A life dedicated to bananas

Anne Vézina Monday, 25 June 2012

After working on bananas for more than 40 years, André Lassoudière continues his love affair with the world’s most popular fruit in a series of books written for the French-speaking market.

When André Lassoudière is not tending to his garden or reading poetry (his personal library contains more than 600 poetry books), he is working on a book on bananas from his home in western France. The former agronomist, who retired from CIRAD in 2008, is currently putting the finishing touch to a book on the history of the banana industry in the French West Indies, a topic he will take up again in a subsequent book on the French banana industry up to the coming into force of the Common Organization for Banana Markets in 1993. He also started work on a tribute to the banana for which he is gathering examples from literature, including, of course, poetry, and cultural as well as religious rituals.

When he is done, he will have written half a dozen books on bananas, including his most recent one, a survey of a century of technical innovations to produce dessert bananas for export. The book is based on a manuscript he inherited from his mentor Jean Champion, the French Norman Simmonds.

Lassoudière met him in Paris in 1966. At the time, he was an agronomy student on a scholarship from the French institute of overseas research on fruits (IFAC), where Champion is head of the banana programme. IFAC had been created in 1942 to rival the research stations set up by the British, Dutch and Belgians in Trinidad, Java, and Belgian Congo. One of IFAC’s missions was to help banana producers in Guinea, Côte d’Ivoire, Cameroun, Guadeloupe and Martinique compete with the exports from the Canary Islands and Central America. A network of research stations, partly financed by producers, started taking shape in the late 1940s. Among IFAC’s first recruits was Champion, who spent ten years at the Foulaya station in Guinea before returning to France in 1958 to head the banana programme, a position he occupied until his retirement 25 years later. “As a man and a scientist, he was rigorous, modest and generous”, says Lassoudière. “His advice and criticism were always spot on and infused with common sense”.

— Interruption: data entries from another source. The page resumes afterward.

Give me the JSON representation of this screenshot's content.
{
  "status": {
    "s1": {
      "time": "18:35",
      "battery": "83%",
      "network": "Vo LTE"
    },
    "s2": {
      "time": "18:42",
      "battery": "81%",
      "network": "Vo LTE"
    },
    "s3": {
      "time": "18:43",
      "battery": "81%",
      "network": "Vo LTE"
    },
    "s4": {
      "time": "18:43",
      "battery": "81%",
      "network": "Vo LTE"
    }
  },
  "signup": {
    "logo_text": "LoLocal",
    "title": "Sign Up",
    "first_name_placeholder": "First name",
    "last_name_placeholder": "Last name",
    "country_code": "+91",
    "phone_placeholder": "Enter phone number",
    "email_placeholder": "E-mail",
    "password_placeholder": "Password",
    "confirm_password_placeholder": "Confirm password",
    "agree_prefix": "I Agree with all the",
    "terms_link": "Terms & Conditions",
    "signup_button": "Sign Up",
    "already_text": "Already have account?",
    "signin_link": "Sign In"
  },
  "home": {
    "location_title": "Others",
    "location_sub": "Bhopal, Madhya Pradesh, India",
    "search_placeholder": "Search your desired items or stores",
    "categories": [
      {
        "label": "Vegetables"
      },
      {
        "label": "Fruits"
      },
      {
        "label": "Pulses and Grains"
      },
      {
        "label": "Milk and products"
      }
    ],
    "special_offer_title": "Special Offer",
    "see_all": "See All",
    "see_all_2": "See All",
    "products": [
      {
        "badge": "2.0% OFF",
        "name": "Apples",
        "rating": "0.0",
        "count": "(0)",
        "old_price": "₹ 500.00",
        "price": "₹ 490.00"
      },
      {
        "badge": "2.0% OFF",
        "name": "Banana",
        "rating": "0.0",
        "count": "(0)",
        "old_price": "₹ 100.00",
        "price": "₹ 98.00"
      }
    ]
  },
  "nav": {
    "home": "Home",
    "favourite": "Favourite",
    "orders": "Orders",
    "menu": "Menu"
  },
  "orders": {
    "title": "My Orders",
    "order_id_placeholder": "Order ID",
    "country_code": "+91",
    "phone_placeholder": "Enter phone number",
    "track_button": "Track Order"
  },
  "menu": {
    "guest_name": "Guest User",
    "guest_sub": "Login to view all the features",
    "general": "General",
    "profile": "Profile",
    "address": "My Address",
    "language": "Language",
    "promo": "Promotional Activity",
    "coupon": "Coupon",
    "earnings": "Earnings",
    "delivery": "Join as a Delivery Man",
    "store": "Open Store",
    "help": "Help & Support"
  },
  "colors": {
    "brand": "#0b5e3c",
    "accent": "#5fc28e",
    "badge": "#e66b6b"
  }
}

In 1967, Lassoudière is posted at the Azaguié station in Côte d’Ivoire. The living conditions at the station are basic and communications with the outside world are at best irregular. Inevitably, life mostly revolves around family and work. “On a day-to-day basis, we had a lot of freedom to organize our work”, recalls the retired agronomist. Long before Google is considered a trend setter for allowing its engineers to take 20% of their time working on projects not in their job description, IFAC agronomists can dedicate 30% of their time to fundamental studies with no immediate applications. Lassoudière uses the time to do a PhD.

After seven years at the Azaguié station, Lassoudière shifts his attention to the Nieky valley, where bananas are grown on peat soils. Bogs were considered unfarmable by local farmers, but not by Europeans, who turned them into polders. Banana production was introduced to the valley in the late 1930s by farmers who had left Guinea. “Farmers had to watch out for ants and termites, whose galleries can ruin a dyke by letting water in, but they otherwise achieved some of the highest yields in Africa, as much as 65 tonnes per hectare”, remembers Lassoudière. The main challenges are controlling soil acidity and the rate of decomposition of organic matter.

The African chapter ends after 12 years in Cameroon. All in all, Lassoudière spent 27 years on the continent, a time that more or less corresponds to what the calls the “cultural revolution”, the period during which the export industry changed its operating model to accommodate the Cavendish cultivars that were replacing the Gros Michel banana, whose large-scale cultivation had been made untenable by the spread of Fusarium wilt.

Unlike Gros Michel, which can yield 10 tonnes per hectare without much effort, Cavendish cultivars require a lot of care, not only to produce acceptable yields but also to withstand long journeys. The days of loading bunches directly onto ships are over. The fruits need to be put in crates or cardboard boxes, and with this come new post-harvest diseases that call for control measures. Meanwhile in the field, agronomists are busy coaxing ever higher yields from Cavendish cultivars. “The period from 1960 to 1990 is rich in technical innovations that result in significant increases in yields”, says Lassoudière.

The agronomist returning to France in 1994 is predictably different from the one who had left in 1967, but the research world to which he came back had also changed. One of the first things he noticed was that the generalists of his generation were being replaced by specialists. “One reason why managers don’t like generalists is that they are difficult to evaluate, since they don't write scientific articles in peer-reviewed journals”, he says. Lassoudière worries that it will create problems down the road. “When you don’t have anyone synthesizing knowledge across disciplines and looking back at what has been done, you run the risk of reinventing fire.” On the other hand, the task of making sense of an ever growing mountain of information can be, to say the least, overwhelming. We can only grateful that Lassoudière was not deterred by the challenge.

André Lassoudière’s books

Published in 2007, Le bananier et sa culture is a technical treatise on how to grow dessert bananas.

Published in 2010, L’histoire du bananier retraces the history of the crop and of the export trade.

Published in 2012, Le bananier, un siècle d’innovations techniques summarizes a century’s worth of technical innovations that changed the way export bananas are produced.